Not just because it’s where Elizabeth Gilbert found enlightenment — and eventually the “Love” part of Eat, Pray, Love — although maybe a little because of that, the island of Bali is an incredible destination for the unattached traveler. You can swim in the Sekumpul Waterfalls, follow bright-colored fish snorkeling on Menjangan Island, or have a zen moment in the Jatiluwih Green Land rice fields.Get the full experience by staying in a cottage. On top of the whole “exotic paradise” thing, Bali offers a surprising amount of sophisticated cultural experiences. Think traditional and modern dance, visual art, and music. The annual Indonesian International Film Festival, Balinale, takes place in Bali, too.

Must-dos: Take in a temple performance, eat nasi goreng (a tamarind + chili stir-fried rice) and spicy peanut satay with bubur sumsum (black rice pudding) for dessert.

Sydney, Australia

The first-time solo traveler will appreciate the familiar urbanity and English-speaking environment of Australia. But Sydney has seemingly endless opportunity to explore a different kind of adventure with incredible surfing at spots like Manly Beach and fitness-focused attractions like walking Sydney Harbor Bridge, or taking in all the major attractions on a bike tour.

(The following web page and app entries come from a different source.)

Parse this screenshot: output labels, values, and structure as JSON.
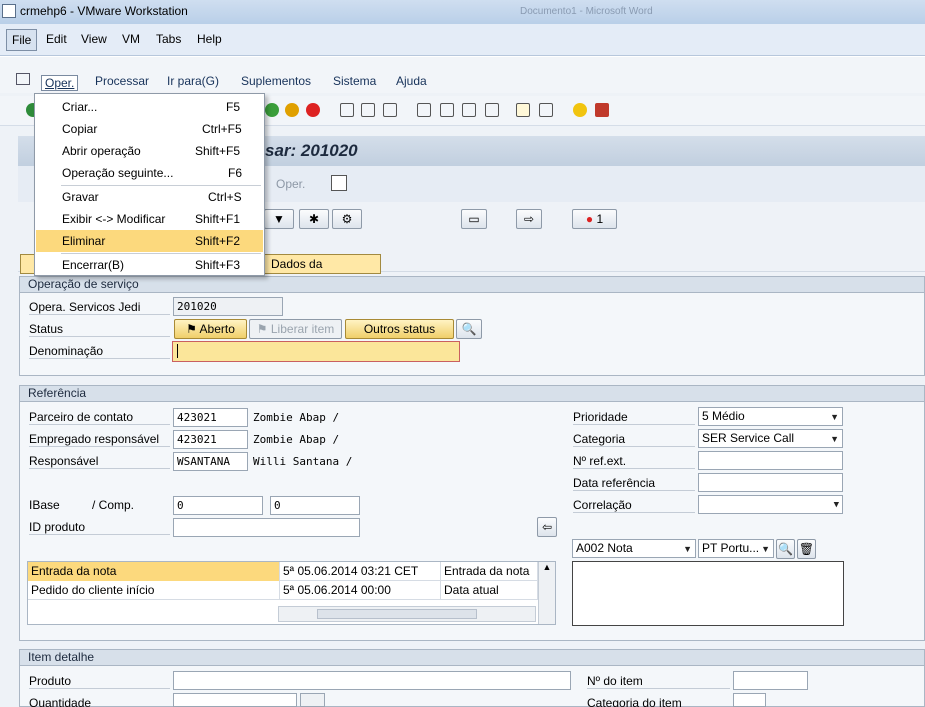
{
  "window": {
    "title": "crmehp6 - VMware Workstation",
    "background_title": "Documento1 - Microsoft Word"
  },
  "vm_menu": [
    "File",
    "Edit",
    "View",
    "VM",
    "Tabs",
    "Help"
  ],
  "sap_menu": [
    "Oper.",
    "Processar",
    "Ir para(G)",
    "Suplementos",
    "Sistema",
    "Ajuda"
  ],
  "page": {
    "title": "Processar: 201020",
    "title_visible": "sar: 201020"
  },
  "app_toolbar": {
    "oper_label": "Oper."
  },
  "dropdown": {
    "items": [
      {
        "label": "Criar...",
        "shortcut": "F5"
      },
      {
        "label": "Copiar",
        "shortcut": "Ctrl+F5"
      },
      {
        "label": "Abrir operação",
        "shortcut": "Shift+F5"
      },
      {
        "label": "Operação seguinte...",
        "shortcut": "F6"
      },
      {
        "label": "Gravar",
        "shortcut": "Ctrl+S"
      },
      {
        "label": "Exibir <-> Modificar",
        "shortcut": "Shift+F1"
      },
      {
        "label": "Eliminar",
        "shortcut": "Shift+F2"
      },
      {
        "label": "Encerrar(B)",
        "shortcut": "Shift+F3"
      }
    ],
    "highlighted": "Eliminar"
  },
  "alert_count": "1",
  "tabs": {
    "dados": "Dados da operação"
  },
  "operacao": {
    "heading": "Operação de serviço",
    "opera_label": "Opera. Servicos Jedi",
    "opera_value": "201020",
    "status_label": "Status",
    "status_aberto": "Aberto",
    "status_liberar": "Liberar item",
    "status_outros": "Outros status",
    "denominacao_label": "Denominação",
    "denominacao_value": ""
  },
  "referencia": {
    "heading": "Referência",
    "parceiro_label": "Parceiro de contato",
    "parceiro_value": "423021",
    "parceiro_name": "Zombie Abap /",
    "empregado_label": "Empregado responsável",
    "empregado_value": "423021",
    "empregado_name": "Zombie Abap /",
    "responsavel_label": "Responsável",
    "responsavel_value": "WSANTANA",
    "responsavel_name": "Willi Santana /",
    "ibase_label": "IBase",
    "comp_label": "/ Comp.",
    "ibase_value": "0",
    "comp_value": "0",
    "idproduto_label": "ID produto",
    "prioridade_label": "Prioridade",
    "prioridade_value": "5 Médio",
    "categoria_label": "Categoria",
    "categoria_value": "SER Service Call",
    "refext_label": "Nº ref.ext.",
    "datareferencia_label": "Data referência",
    "correlacao_label": "Correlação",
    "nota_type": "A002 Nota",
    "nota_lang": "PT Portu..."
  },
  "dates_table": [
    {
      "name": "Entrada da nota",
      "value": "5ª 05.06.2014 03:21 CET",
      "type": "Entrada da nota"
    },
    {
      "name": "Pedido do cliente início",
      "value": "5ª 05.06.2014 00:00",
      "type": "Data atual"
    }
  ],
  "item": {
    "heading": "Item detalhe",
    "produto_label": "Produto",
    "quantidade_label": "Quantidade",
    "nitem_label": "Nº do item",
    "categoria_item_label": "Categoria do item"
  }
}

For a taste of culture, visit The Royal Botanic Gardens or shop at the Centrepoint Mall. Regardless of the kind of trip you’re looking for, you can find it in Australia.

Must-dos: Take in a performance at the Sydney Opera House (it helps if your hotel is walking distance) and indulge in a tasting menu at Sydney-based seiōbo — momofuku’s first location outside New York City, which features locally sourced, seasonal ingredients.